Dermatitis is inflammation of the skin.
allergic contact d. Localized dermatitis characterized by a sharply demarcated area of redness and itchiness, often with an eruption of blisters; results from contact with any of a variety of natural or manufactured substances to which the skin has already been exposed and sensitized.
atopic d. Dermatitis usually seen in people susceptible to asthma and hay fever; lesions occur predominantly in front of the elbows and behind the knee.
chemical d. Dermatitis produced by contact with chemicals.
contact d. Cutaneous reaction caused by direct contact with a substance to which the person is hypersensitive.

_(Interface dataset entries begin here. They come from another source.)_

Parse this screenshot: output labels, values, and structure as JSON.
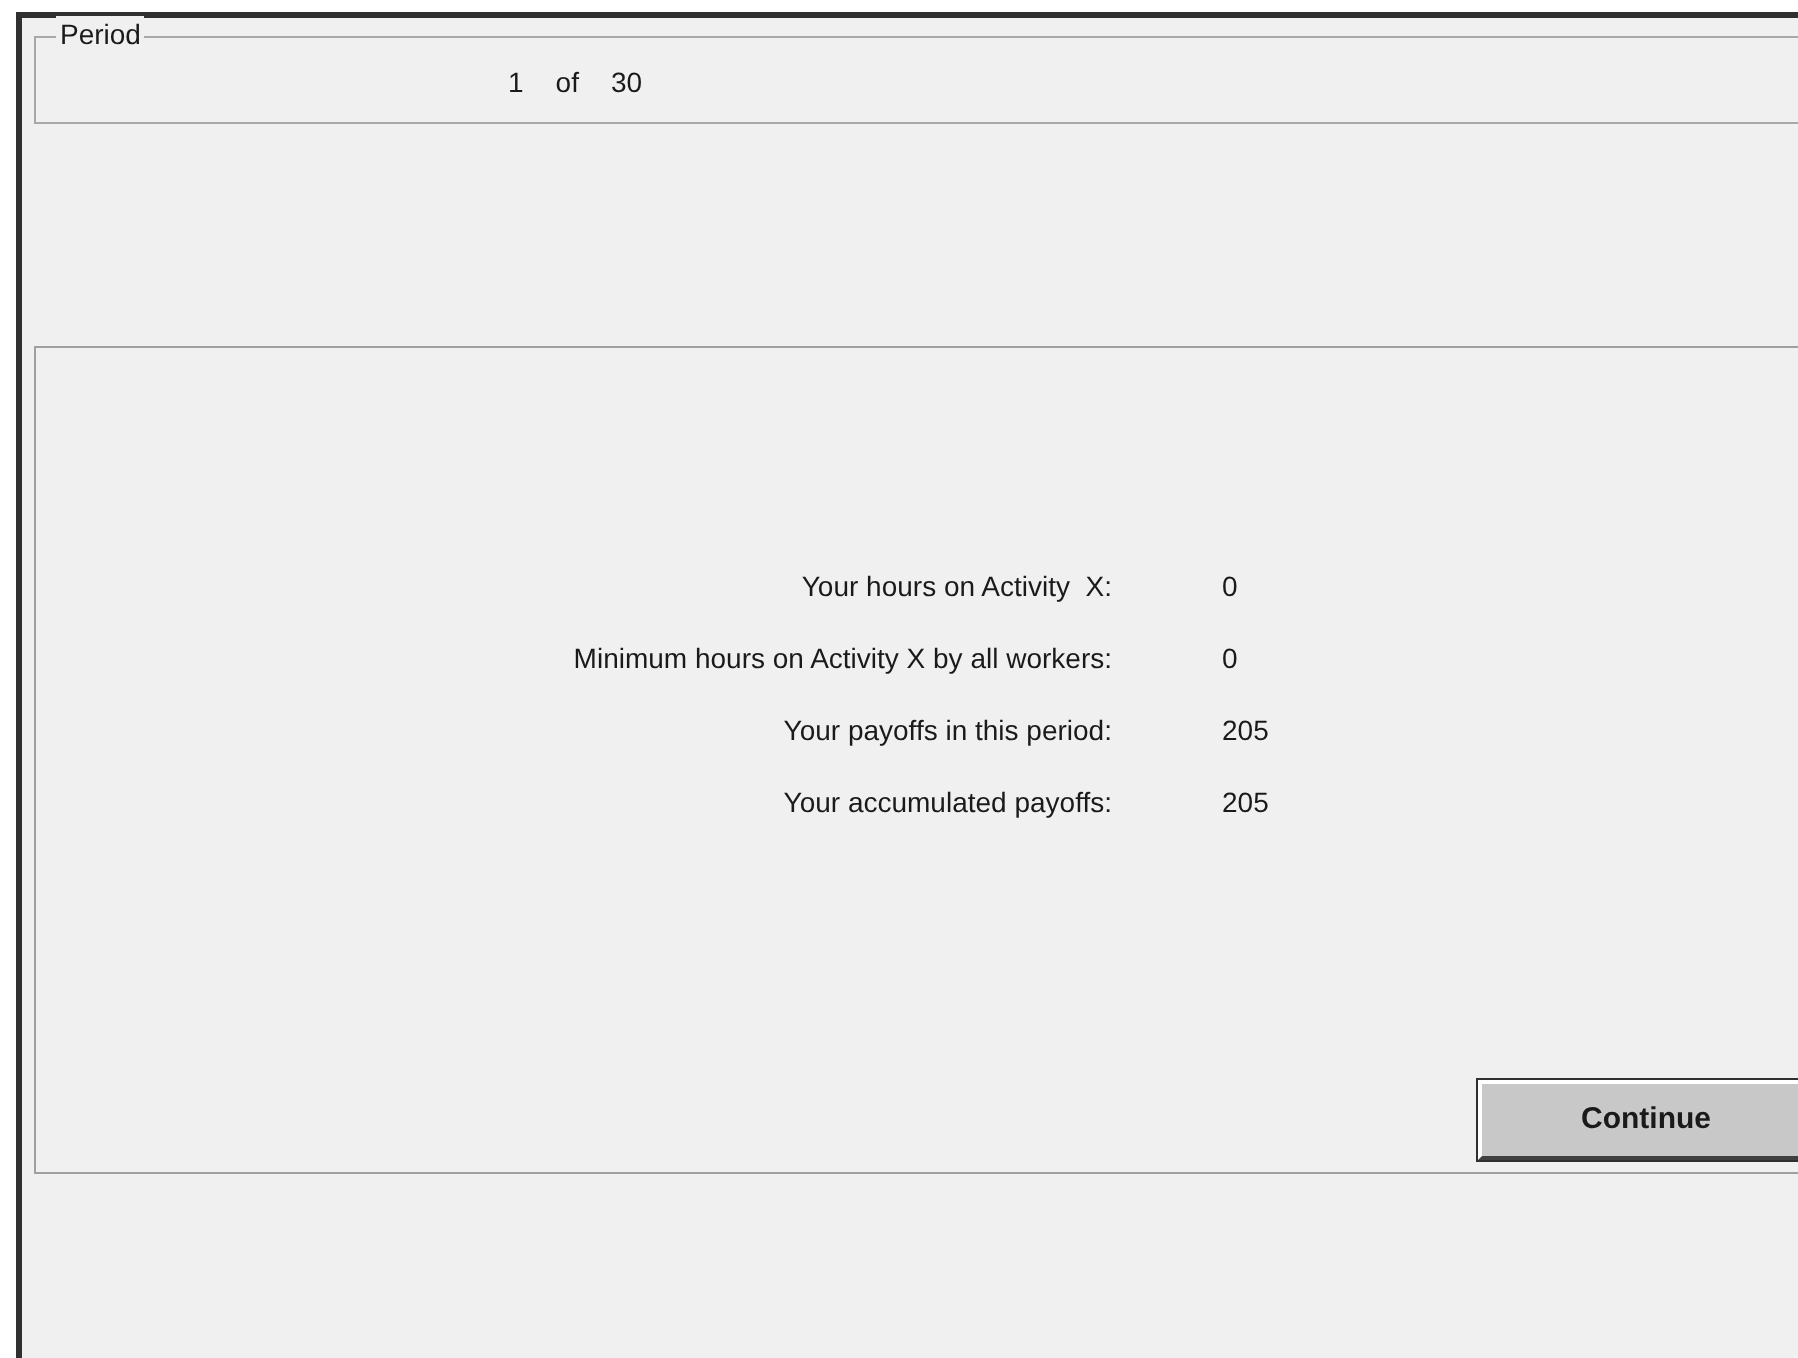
{
  "period": {
    "legend": "Period",
    "current": "1",
    "separator": "of",
    "total": "30"
  },
  "results": [
    {
      "label": "Your hours on Activity  X:",
      "value": "0"
    },
    {
      "label": "Minimum hours on Activity X by all workers:",
      "value": "0"
    },
    {
      "label": "Your payoffs in this period:",
      "value": "205"
    },
    {
      "label": "Your accumulated payoffs:",
      "value": "205"
    }
  ],
  "buttons": [
    "Continue"
  ]
}
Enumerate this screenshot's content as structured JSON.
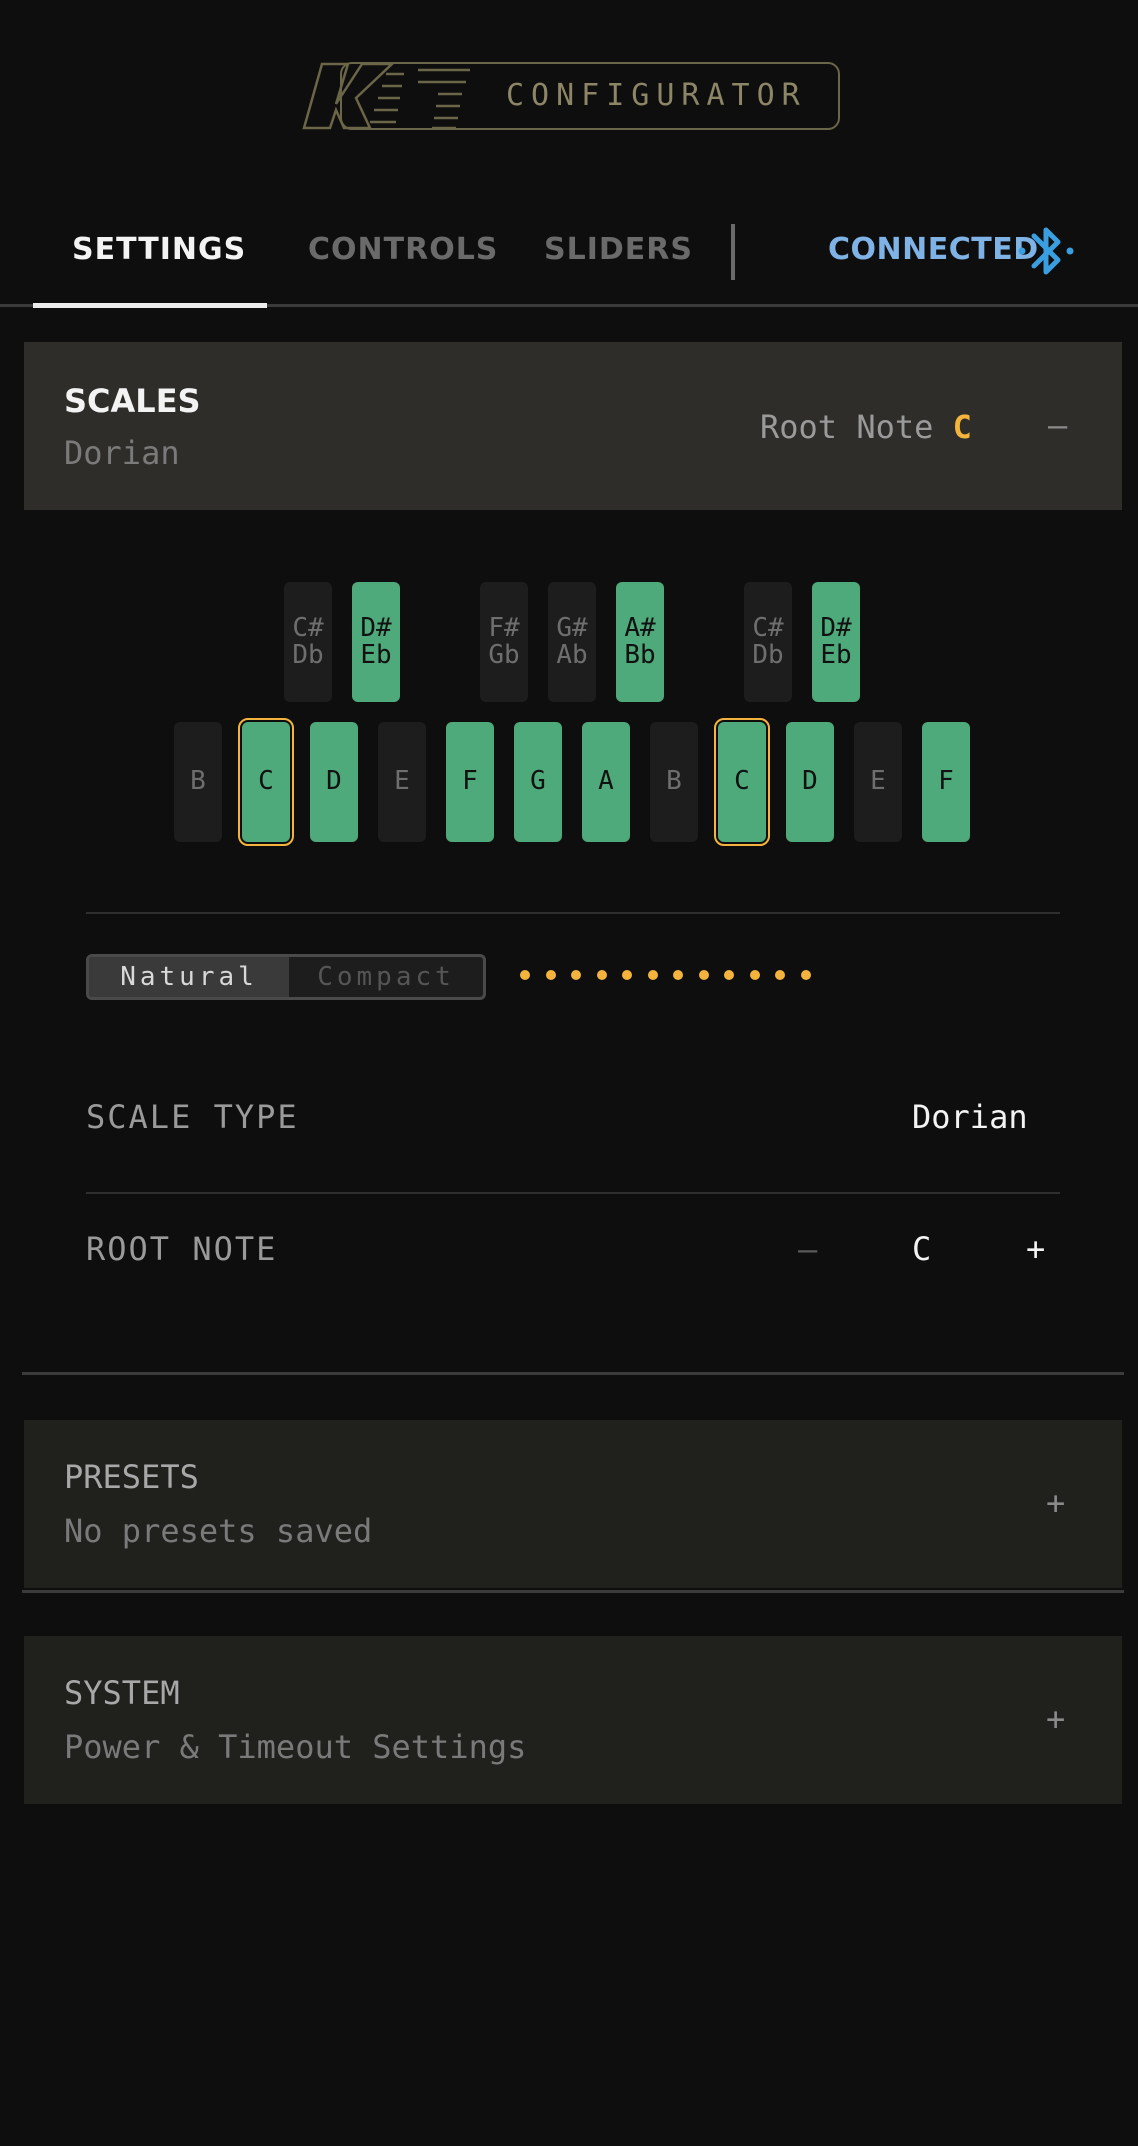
{
  "header": {
    "logo_text": "CONFIGURATOR"
  },
  "tabs": [
    {
      "label": "SETTINGS",
      "active": true
    },
    {
      "label": "CONTROLS",
      "active": false
    },
    {
      "label": "SLIDERS",
      "active": false
    }
  ],
  "connection": {
    "status": "CONNECTED",
    "icon": "bluetooth-icon",
    "color": "#7fb3e6"
  },
  "scales": {
    "title": "SCALES",
    "subtitle": "Dorian",
    "root_label": "Root Note",
    "root_value": "C",
    "collapse": "–"
  },
  "keyboard": {
    "black_keys": [
      {
        "top": "C#",
        "bottom": "Db",
        "on": false
      },
      {
        "top": "D#",
        "bottom": "Eb",
        "on": true
      },
      {
        "top": "F#",
        "bottom": "Gb",
        "on": false
      },
      {
        "top": "G#",
        "bottom": "Ab",
        "on": false
      },
      {
        "top": "A#",
        "bottom": "Bb",
        "on": true
      },
      {
        "top": "C#",
        "bottom": "Db",
        "on": false
      },
      {
        "top": "D#",
        "bottom": "Eb",
        "on": true
      }
    ],
    "white_keys": [
      {
        "label": "B",
        "on": false,
        "root": false
      },
      {
        "label": "C",
        "on": true,
        "root": true
      },
      {
        "label": "D",
        "on": true,
        "root": false
      },
      {
        "label": "E",
        "on": false,
        "root": false
      },
      {
        "label": "F",
        "on": true,
        "root": false
      },
      {
        "label": "G",
        "on": true,
        "root": false
      },
      {
        "label": "A",
        "on": true,
        "root": false
      },
      {
        "label": "B",
        "on": false,
        "root": false
      },
      {
        "label": "C",
        "on": true,
        "root": true
      },
      {
        "label": "D",
        "on": true,
        "root": false
      },
      {
        "label": "E",
        "on": false,
        "root": false
      },
      {
        "label": "F",
        "on": true,
        "root": false
      }
    ]
  },
  "layout_toggle": {
    "options": [
      "Natural",
      "Compact"
    ],
    "selected": "Natural",
    "dot_count": 12
  },
  "scale_type": {
    "label": "SCALE TYPE",
    "value": "Dorian"
  },
  "root_note": {
    "label": "ROOT NOTE",
    "minus": "–",
    "value": "C",
    "plus": "+"
  },
  "presets": {
    "title": "PRESETS",
    "subtitle": "No presets saved",
    "expand": "+"
  },
  "system": {
    "title": "SYSTEM",
    "subtitle": "Power & Timeout Settings",
    "expand": "+"
  },
  "colors": {
    "accent": "#f3b33d",
    "key_on": "#4eaa7a",
    "key_off": "#1d1d1d",
    "connected": "#7fb3e6"
  }
}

d. exfoliativa infantum, d. exfoliativa neonatorum A pustular dermatitis with abundant flaking and red coloration of the skin accompanied by fever, malaise, and occasionally gastrointestinal symptoms; it affects young infants and is frequently fatal.
exfoliative d. Generalized exfoliation, redness, and severe scaling of the skin with constitutional symptoms.
d. herpetiformis Chronic disorder marked by an eruption of itchy burning clusters of vesicles and papules occurring mostly on the forearms and abdomen.
rhus d. A delayed hypersensitivity reaction marked by an eruption of weeping, crusting vesicles; caused by contact with urushiol from species of the genus Rhus.
seborrheic d. A condition of unknown cause with a predilection for the scalp but also seen on the eyebrows, behind the ears, the chest, back, and pubic area; characterized by varying degrees of redness, scaling, and sometimes itching. Commonly known in its mild
form as dandruff; seborrhea.
solar d. Dermatitis produced in persons allergic to the sun’s rays.
stasis d. Dermatitis occurring usually on the lower legs in association with varicose